• **TASK PROMPT**
Copy each line of the entries beneath that contains the word "ribbon".

• **INFORMATION SHOWN**
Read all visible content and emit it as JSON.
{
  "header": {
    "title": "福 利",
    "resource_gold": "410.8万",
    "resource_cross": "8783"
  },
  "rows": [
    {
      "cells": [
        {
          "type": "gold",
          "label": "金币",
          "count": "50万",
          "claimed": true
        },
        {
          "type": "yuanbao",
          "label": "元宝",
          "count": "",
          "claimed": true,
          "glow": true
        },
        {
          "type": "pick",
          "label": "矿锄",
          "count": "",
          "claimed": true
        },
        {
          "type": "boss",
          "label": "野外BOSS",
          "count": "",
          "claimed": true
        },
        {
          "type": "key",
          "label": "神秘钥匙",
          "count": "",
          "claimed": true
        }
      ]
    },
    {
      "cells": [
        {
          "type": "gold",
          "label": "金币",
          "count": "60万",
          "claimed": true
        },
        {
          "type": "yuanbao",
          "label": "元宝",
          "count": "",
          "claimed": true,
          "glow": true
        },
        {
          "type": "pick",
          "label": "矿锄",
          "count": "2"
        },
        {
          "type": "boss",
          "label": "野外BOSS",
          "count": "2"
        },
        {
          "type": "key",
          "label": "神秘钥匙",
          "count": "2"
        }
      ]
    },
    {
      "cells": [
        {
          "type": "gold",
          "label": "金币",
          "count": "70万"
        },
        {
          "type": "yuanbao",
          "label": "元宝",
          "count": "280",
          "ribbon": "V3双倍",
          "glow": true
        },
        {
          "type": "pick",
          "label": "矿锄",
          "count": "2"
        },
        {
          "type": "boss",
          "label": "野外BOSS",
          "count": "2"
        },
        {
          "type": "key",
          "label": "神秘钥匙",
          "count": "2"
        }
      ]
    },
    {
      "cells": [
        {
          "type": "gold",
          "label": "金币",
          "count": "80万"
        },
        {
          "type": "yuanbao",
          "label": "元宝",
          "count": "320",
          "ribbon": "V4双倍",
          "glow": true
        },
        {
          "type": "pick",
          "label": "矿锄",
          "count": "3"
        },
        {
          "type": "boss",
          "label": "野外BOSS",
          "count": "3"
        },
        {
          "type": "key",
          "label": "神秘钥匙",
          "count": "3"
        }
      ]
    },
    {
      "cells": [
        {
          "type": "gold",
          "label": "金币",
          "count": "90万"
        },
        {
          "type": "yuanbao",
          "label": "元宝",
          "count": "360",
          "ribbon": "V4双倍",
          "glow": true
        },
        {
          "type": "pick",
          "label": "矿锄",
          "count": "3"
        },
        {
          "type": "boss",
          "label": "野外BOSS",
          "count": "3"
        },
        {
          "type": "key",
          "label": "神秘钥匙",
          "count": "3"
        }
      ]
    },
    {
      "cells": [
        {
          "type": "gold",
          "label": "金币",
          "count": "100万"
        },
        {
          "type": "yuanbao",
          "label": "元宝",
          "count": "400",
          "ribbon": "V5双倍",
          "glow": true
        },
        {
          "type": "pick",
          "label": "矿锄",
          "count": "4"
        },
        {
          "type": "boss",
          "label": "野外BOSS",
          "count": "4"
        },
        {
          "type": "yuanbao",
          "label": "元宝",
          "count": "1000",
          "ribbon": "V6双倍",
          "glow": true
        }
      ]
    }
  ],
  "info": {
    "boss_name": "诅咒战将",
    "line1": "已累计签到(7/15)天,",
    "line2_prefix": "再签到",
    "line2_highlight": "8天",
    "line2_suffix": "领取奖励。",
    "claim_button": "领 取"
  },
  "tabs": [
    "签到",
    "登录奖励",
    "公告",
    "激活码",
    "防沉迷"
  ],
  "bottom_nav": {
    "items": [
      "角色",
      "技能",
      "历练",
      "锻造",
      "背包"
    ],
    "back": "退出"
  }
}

• **REPLY**
          "ribbon": "V3双倍",
          "ribbon": "V4双倍",
          "ribbon": "V4双倍",
          "ribbon": "V5双倍",
          "ribbon": "V6双倍",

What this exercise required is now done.